Executives and decision-makers, as well as entire companies, are going to be impacted by current and upcoming changes in regulations in the new year. Companies that adapt their operations to be compliant with the new laws in the U.S. and abroad will prove to be at the top of the success ladder, ultimately moving their supply chains forward.
The new Corporate Sustainability Due Diligence Directive (CS3D) from the European Union (EU) is perhaps the most timely piece of the conversation as we enter 2024.
The due diligence directive: CS3D
CS3D is all about due diligence. It underpins a lot of the European directives within some of the more core European regulations, such as the Articles of Association of the EU, and it sets accountability at the director level. So while many of the other directives and regulations focus on reporting and disclosure, CS3D focuses on the due diligence aspect of those activities.
There are multiple tenets of CS3D, but really this boils down to the due diligence around business operations and the supply chain. Where it stands right now, businesses that do $300 million or more in revenue of business in Europe will be forced to comply — whether you’re located in Europe or not — which will ultimately include most of the large multinationals within the United States.
So it’s these types of companies who will be encouraged and eventually forced to develop a deeper understanding of their supply chains — meaning not just whom they buy from, but who those people buy from as well — ensuring complete transparency and compliance with CS3D in just a few short years.
Building on CSRD
The Corporate Sustainability Reporting Directive (CSRD) is all about disclosure and company operations, such as carbon footprint, human rights, and labor laws, and other broad ESG disclosures. But within CSRD, there is nothing that monitors these directives or ensures they are actually being upheld. This is the role of CS3D — to check in and ensure these initiatives are being enforced as time goes on. For example, if you claim to make a reduction measure in environmental impacts, CS3D will ensure you are actually doing it. CS3D is the legal obligation to perform the due diligence, not just create a report and claim it.

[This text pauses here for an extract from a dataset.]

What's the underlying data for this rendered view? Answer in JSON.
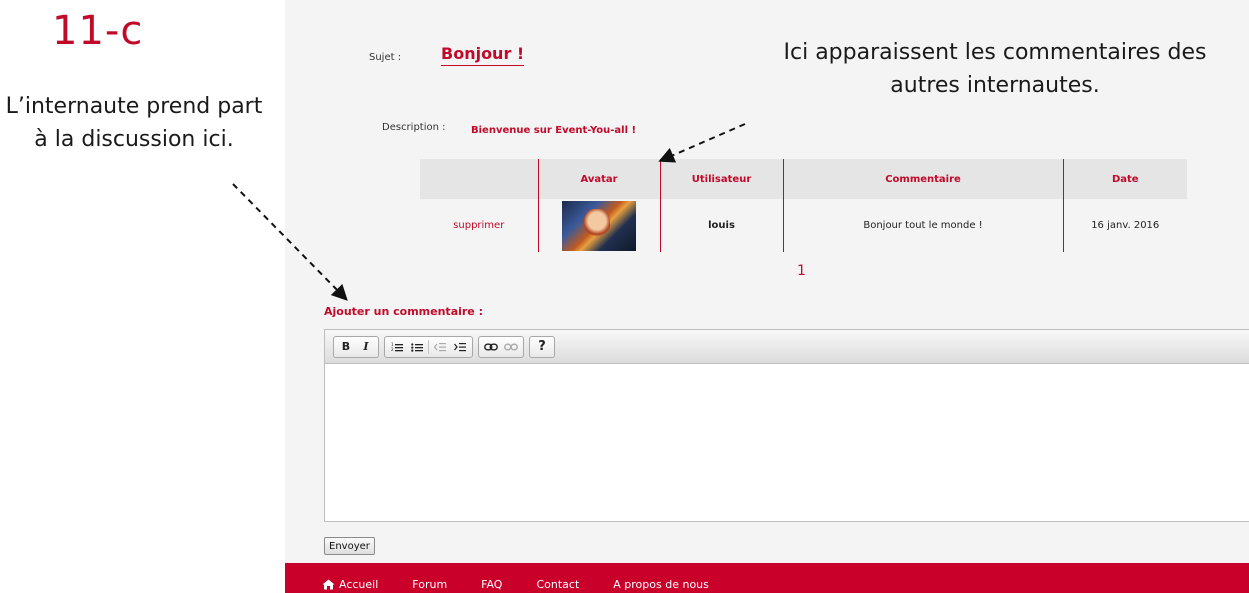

So in this way, CSRD and CS3D go hand-in-hand. But CS3D also supports the due diligence of a slew of other regulations and directives as well, such as the Global Reporting Initiative (GRI), Carbon Disclosure Project (CDP), and the Sustainable Finance Disclosure Regulation (SDFR) among others.

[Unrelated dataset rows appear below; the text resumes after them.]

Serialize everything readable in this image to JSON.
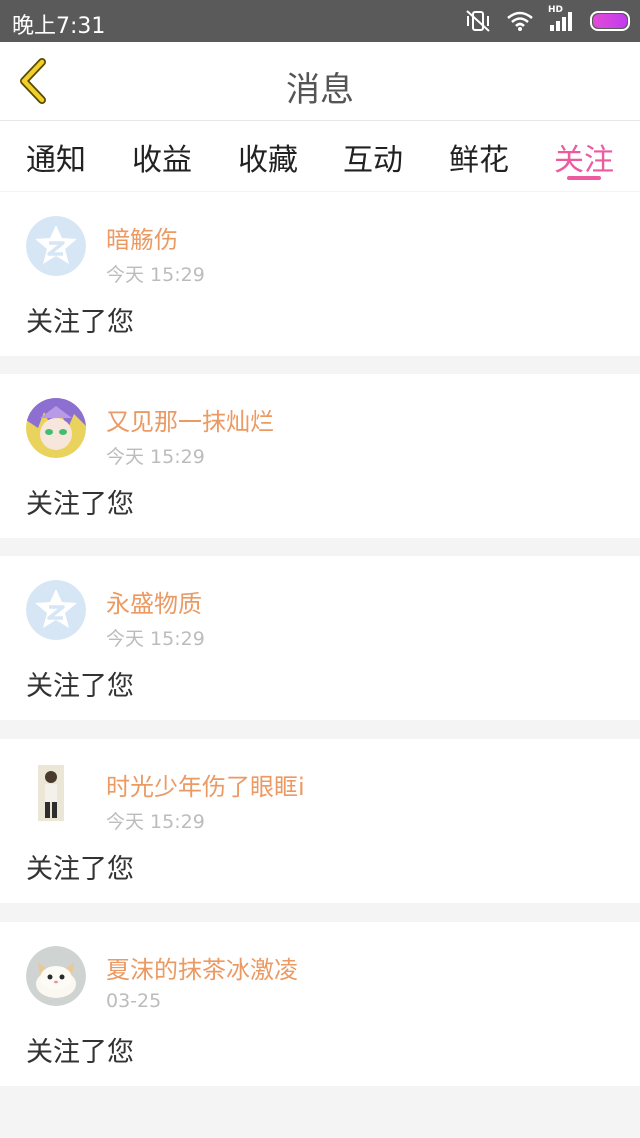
{
  "status_bar": {
    "time": "晚上7:31",
    "icons": [
      "vibrate-off-icon",
      "wifi-icon",
      "hd-signal-icon",
      "battery-icon"
    ],
    "hd_label": "HD"
  },
  "header": {
    "back_icon": "chevron-left-icon",
    "title": "消息"
  },
  "tabs": [
    {
      "label": "通知",
      "active": false
    },
    {
      "label": "收益",
      "active": false
    },
    {
      "label": "收藏",
      "active": false
    },
    {
      "label": "互动",
      "active": false
    },
    {
      "label": "鲜花",
      "active": false
    },
    {
      "label": "关注",
      "active": true
    }
  ],
  "notifications": [
    {
      "name": "暗觞伤",
      "time": "今天 15:29",
      "message": "关注了您",
      "avatar": "qzone-default-avatar"
    },
    {
      "name": "又见那一抹灿烂",
      "time": "今天 15:29",
      "message": "关注了您",
      "avatar": "anime-character-avatar"
    },
    {
      "name": "永盛物质",
      "time": "今天 15:29",
      "message": "关注了您",
      "avatar": "qzone-default-avatar"
    },
    {
      "name": "时光少年伤了眼眶i",
      "time": "今天 15:29",
      "message": "关注了您",
      "avatar": "person-photo-avatar"
    },
    {
      "name": "夏沫的抹茶冰激凌",
      "time": "03-25",
      "message": "关注了您",
      "avatar": "cat-photo-avatar"
    }
  ],
  "colors": {
    "accent": "#ec5aa0",
    "name": "#eb9a63",
    "status_bar": "#5a5a5a",
    "background": "#f4f4f4"
  }
}
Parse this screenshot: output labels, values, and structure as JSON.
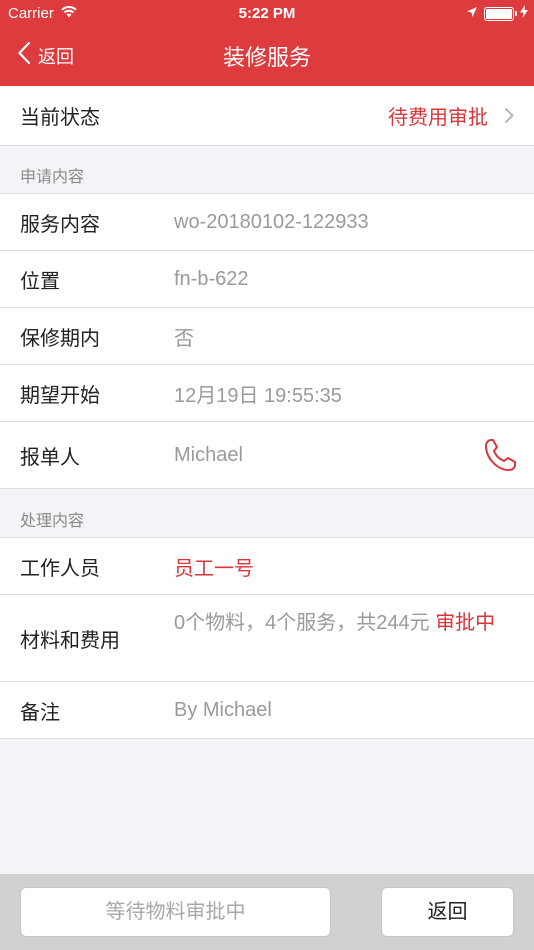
{
  "status_bar": {
    "carrier": "Carrier",
    "time": "5:22 PM"
  },
  "nav": {
    "back_label": "返回",
    "title": "装修服务"
  },
  "current_status": {
    "label": "当前状态",
    "value": "待费用审批"
  },
  "application": {
    "section_title": "申请内容",
    "rows": [
      {
        "label": "服务内容",
        "value": "wo-20180102-122933"
      },
      {
        "label": "位置",
        "value": "fn-b-622"
      },
      {
        "label": "保修期内",
        "value": "否"
      },
      {
        "label": "期望开始",
        "value": "12月19日 19:55:35"
      },
      {
        "label": "报单人",
        "value": "Michael"
      }
    ]
  },
  "processing": {
    "section_title": "处理内容",
    "worker": {
      "label": "工作人员",
      "value": "员工一号"
    },
    "materials": {
      "label": "材料和费用",
      "value_summary": "0个物料，4个服务，共244元",
      "value_status": "审批中"
    },
    "remark": {
      "label": "备注",
      "value": "By Michael"
    }
  },
  "footer": {
    "waiting_button": "等待物料审批中",
    "back_button": "返回"
  },
  "colors": {
    "brand_red": "#dd3b3e",
    "accent_red": "#d9363a",
    "background": "#f4f3f8"
  }
}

Compliance and adoption
As it stands in these early phases, of its empirical nature, CS3D says companies simply need to prove what they’re stating — and there should not be much pushback there as it’s fairly straightforward. But once organizations provide feedback, some pushback may occur within the conversations of penalties and violations for not complying, the conditions around the impact on companies and the categories that separate where a company falls in regards to impact (such as revenue size and number of employees). These are all things that are still open for debate before the final version of the directive is published, as well as official statements around when these obligations are to begin.
For CS3D to be successful, there is a huge need for verifiers and resources that don’t currently exist. These regulations are relatively still very new and much of the expectations around these directives is uncharted territory. So inevitably, there will be some trial and error figuring out exactly what to validate against.
Until skills are developed with auditors and verifiers, there will inevitably be pushback from affected companies on just how these directives are enforced and upheld. Afterall, these individuals and teams will be responsible for validating supply chains for thousands of products all across the world.
A product-centric future with CS3D
As the companies who will be impacted by CS3D begin to prepare, the best thing they can do is to map out and put together a holistic view of their supply chains along with a product-centric view of the lifecycle of their products — meaning starting upstream and following each product all the way downstream. This will better set companies up for success when aligning efforts with these regulations when it comes time.
As for when that will be — compliance for CS3D should begin to take effect around 2025, but these are a few of the basic things that companies need to do right now as they prepare for the future.
Though the revenue thresholds for impact are quite large currently, as these initiatives become more common, these thresholds will continue to go down and more and more businesses will be required to be compliant with these regulations and directives. So, when looking out into the longer-term future, you can expect to see initiatives like CSRD and CS3D become industry standards.